So we stopped and parked in the spring-cleaning light
Of Connemara on a Sunday morning
As a captivating brightness held and opened
And the utter mountain mirrored in the lake
Entered us like a wedge knocked sweetly home
Into core timber.
The 35th Clifden Arts week festival is upon us and there is a rich and varied programme that encompasses the visual arts, poetry, music, dance and performance. It is one of the very best times to be in Clifden and because it is a community arts week no section of our population is excluded as the artists visit and perform in our schools and throughout the community. The ten day festival concludes on Saturday night next with a lantern-lit costume parade and aerial dance performance. This is always a spectacle and involves local national and secondary school children under the guidance of the multi disciplinary ‘Fidget Feet’. This year we are honoured to welcome President Michael D. Higgins who officially opened the celebrations last night.
‘Captivating Brightness’ is the title of an exhibition that was specially curated by IMMA ( The Irish Museum of Modern Art ) to celebrate the festival and to pay homage to Irish artists in the last century who have drawn on the West of Ireland for their inspiration. The title for the show was taken by kind permission from Seamus Heaney’s poem ‘Ballinahinch Lake’ (above). This impressive exhibition includes paintings by Jack Yeats, Paul Henry and Mainie Jellett alongside contemporary works by artists such as Dorothy Cross, Barrie Cooke and Sean McSweeney. I went along to the show which was launched by Mary Banotti. Speakers also present were Christina Kennedy – Senior curator and Head of Collections IMMA, Desmond Lally – Arts Committee, Clifden Community Arts festival, our very own Brendan Flynn who is founder and leading light of Arts week and Eamonn McLoughlin.
Mary Banotti spoke about the ghosts in the room – a century of artists brought together and bound together directly or indirectly by the landscape of the West. Paul Henry’s ‘Lake and Blue Mountain’s of Connemara’ (above) depicts the landscape sensitively and just as it is. Other artists such as Louis le Brocquy and and Mainie Jellet spent time here while others such as Gerard Dillon made Connemara their home.
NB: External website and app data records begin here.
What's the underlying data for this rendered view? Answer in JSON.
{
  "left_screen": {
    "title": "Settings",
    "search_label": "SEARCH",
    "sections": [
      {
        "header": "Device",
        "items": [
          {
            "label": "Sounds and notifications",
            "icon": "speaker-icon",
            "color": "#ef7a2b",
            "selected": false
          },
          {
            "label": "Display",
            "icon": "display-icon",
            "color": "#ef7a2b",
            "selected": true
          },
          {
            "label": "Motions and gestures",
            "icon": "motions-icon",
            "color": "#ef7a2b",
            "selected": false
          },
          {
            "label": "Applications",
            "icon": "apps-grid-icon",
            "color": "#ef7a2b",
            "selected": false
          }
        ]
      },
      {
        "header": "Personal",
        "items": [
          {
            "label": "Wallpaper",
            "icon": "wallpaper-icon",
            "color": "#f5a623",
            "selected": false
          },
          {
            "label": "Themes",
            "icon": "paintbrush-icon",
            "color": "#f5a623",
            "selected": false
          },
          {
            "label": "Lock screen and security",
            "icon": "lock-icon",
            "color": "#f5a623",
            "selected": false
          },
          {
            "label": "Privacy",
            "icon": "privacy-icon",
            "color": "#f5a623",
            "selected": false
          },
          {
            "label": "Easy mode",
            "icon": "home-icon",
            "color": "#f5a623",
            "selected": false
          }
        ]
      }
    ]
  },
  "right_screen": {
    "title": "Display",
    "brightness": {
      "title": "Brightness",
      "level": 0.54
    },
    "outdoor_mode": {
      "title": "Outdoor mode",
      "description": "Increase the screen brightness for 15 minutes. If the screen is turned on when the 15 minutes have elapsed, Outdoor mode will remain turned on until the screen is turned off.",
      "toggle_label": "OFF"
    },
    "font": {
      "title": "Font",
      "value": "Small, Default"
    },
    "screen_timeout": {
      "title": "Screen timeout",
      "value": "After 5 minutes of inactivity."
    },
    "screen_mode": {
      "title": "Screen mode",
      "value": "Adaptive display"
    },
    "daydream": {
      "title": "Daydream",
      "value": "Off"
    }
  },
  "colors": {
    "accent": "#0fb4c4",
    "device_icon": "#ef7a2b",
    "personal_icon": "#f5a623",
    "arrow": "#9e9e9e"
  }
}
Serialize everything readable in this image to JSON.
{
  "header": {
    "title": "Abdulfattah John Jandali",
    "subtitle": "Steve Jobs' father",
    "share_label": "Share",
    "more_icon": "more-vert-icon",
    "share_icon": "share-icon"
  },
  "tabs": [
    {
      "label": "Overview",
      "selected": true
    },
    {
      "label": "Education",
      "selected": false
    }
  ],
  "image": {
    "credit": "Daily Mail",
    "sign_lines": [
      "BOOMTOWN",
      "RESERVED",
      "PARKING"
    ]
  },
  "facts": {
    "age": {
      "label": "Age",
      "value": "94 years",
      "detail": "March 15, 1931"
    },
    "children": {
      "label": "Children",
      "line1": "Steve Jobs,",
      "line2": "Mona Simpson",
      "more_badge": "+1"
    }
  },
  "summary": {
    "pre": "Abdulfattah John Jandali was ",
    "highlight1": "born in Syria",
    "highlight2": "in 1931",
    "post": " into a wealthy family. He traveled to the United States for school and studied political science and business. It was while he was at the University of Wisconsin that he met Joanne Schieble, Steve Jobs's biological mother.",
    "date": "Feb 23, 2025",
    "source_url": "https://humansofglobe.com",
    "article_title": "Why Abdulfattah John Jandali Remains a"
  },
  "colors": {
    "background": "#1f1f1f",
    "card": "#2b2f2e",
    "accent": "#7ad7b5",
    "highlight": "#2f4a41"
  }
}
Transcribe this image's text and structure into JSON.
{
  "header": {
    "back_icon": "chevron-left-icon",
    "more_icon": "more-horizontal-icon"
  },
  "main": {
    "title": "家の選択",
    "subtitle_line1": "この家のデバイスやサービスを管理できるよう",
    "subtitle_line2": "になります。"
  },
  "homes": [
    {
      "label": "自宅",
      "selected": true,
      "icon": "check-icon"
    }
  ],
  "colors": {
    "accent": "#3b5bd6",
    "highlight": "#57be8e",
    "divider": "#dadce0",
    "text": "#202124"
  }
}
Christina Kennedy talked about this exhibition as part of IMMA’s wish to bring art back to the people. There is an enormous sense of this and I had to remind myself that I was standing in the old Supervalu in Market Street ( now a transformed space ) and not in a gallery in our capital city. It’s proper place you might say, where it all began and now returns. Yet it is still a remarkable thing and a credit to the Arts week committee and the high esteem with which this Clifden festival is held Nationally and Internationally. Enjoy it while it’s here.
Megaceros Hibernicus by Barrie Cooke
Saddle by Dorothy Cross